The election commission (EC) differs with the Centre’s view that introduction of electoral bonds will curb illegal money in political funding. Finance minister Arun Jaitley announced the proposal to introduce donations through electoral bonds in his budget speech on February 1.
The poll panel, which is set to share its misgivings about the bonds with the government, has objections to the amendment to the Finance Bill that bars disclosing details of donors and inclusion of contribution from bonds in income-tax returns.
The panel is not happy with the changes in the Representation of People’s Act which allow political parties not to show collections from the bonds in their contribution reports filed with the EC, sources said.
“If it is not part of the contribution report, it will not be part of the report the EC gives to the income-tax department, the corporate affairs ministry or the ministry of home affairs. It will not be made public anywhere, so how will there be transparency?” a source said.
Under section 29 (c) of the Act, political parties had to file contribution reports, complete with the names of donors and their addresses, for amounts above Rs 20,000 from a single person or company. The commission has also expressed concern over the non-implementation of lowering the cash donation component from Rs20,000 to Rs2,000 as was suggested by it.
“The announcement was made, but there is no formal announcement to the EC on this,” the source told HT. The commission has suggested limiting the tax exemption to contributions under Rs 20 crore or 20% of the total collection, whichever is lesser. Anything over Rs 20 crore will be taxed.

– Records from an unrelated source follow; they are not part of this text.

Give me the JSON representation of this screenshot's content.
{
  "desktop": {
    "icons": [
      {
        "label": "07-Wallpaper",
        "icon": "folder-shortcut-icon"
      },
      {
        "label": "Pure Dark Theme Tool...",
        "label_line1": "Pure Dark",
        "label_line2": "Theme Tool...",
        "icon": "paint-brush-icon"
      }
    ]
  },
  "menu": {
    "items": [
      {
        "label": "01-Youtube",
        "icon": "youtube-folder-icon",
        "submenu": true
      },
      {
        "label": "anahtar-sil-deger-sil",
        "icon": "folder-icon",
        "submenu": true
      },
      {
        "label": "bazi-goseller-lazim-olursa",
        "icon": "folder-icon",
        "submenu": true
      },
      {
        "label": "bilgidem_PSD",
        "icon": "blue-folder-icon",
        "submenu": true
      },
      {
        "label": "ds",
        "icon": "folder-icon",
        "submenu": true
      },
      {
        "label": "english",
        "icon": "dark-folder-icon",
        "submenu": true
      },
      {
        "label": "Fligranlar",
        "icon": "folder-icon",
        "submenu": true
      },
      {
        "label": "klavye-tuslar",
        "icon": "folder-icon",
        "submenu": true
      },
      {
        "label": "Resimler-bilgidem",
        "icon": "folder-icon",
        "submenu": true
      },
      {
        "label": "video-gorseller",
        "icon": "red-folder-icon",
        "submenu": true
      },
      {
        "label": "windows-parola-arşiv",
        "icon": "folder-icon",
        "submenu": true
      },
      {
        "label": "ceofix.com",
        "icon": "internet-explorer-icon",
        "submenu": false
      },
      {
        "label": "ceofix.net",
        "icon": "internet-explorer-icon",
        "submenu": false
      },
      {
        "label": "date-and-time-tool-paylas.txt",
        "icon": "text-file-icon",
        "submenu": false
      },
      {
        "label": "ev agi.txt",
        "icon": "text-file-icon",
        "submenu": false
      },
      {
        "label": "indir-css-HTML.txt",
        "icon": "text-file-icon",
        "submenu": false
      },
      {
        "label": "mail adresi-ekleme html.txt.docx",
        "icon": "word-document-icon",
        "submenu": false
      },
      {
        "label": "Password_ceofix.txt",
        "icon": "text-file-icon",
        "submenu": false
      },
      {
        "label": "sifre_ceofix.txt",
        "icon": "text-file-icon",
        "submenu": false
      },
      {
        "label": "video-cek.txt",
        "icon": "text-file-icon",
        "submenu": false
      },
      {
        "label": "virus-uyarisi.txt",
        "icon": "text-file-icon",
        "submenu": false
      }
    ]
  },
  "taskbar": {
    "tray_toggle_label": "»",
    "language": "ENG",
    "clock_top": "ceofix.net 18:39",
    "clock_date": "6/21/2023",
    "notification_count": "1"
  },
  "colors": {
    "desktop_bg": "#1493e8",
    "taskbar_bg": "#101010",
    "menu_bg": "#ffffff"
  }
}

The poll panel is also circumspect about the amendment to section 13 (a) of the I-T Act that deals with the income of political parties and makes it mandatory for donations above Rs 2,000 to be made only through account-payee cheques or drafts or real-time gross settlement systems (RTGS, where money transfer takes place from one bank to another on a real-time basis).
“Again, payment through these modes will remain a secret between the donor and the bank. There is no way of knowing the details. Political parties are not even covered by the Right to Information Act,” the source explained.
But the poll panel feels the biggest blow to measures for ensuring transparency is the amendment to the Companies Act 2013 that removed the cap on corporate contributions to political parties. “The removal of the cap of 7.5% on the contribution means corporate houses will now be able to donate unlimited sums. Worse, this will not be shown in their books,” the source said.
Earlier, all companies were required to declare contributions to political entities in their profit and loss statements; they had to give details of the amount contributed and the name of the party.
The commission fears this amendment will increase the probability of shell companies coming up for channeling donations to political parties.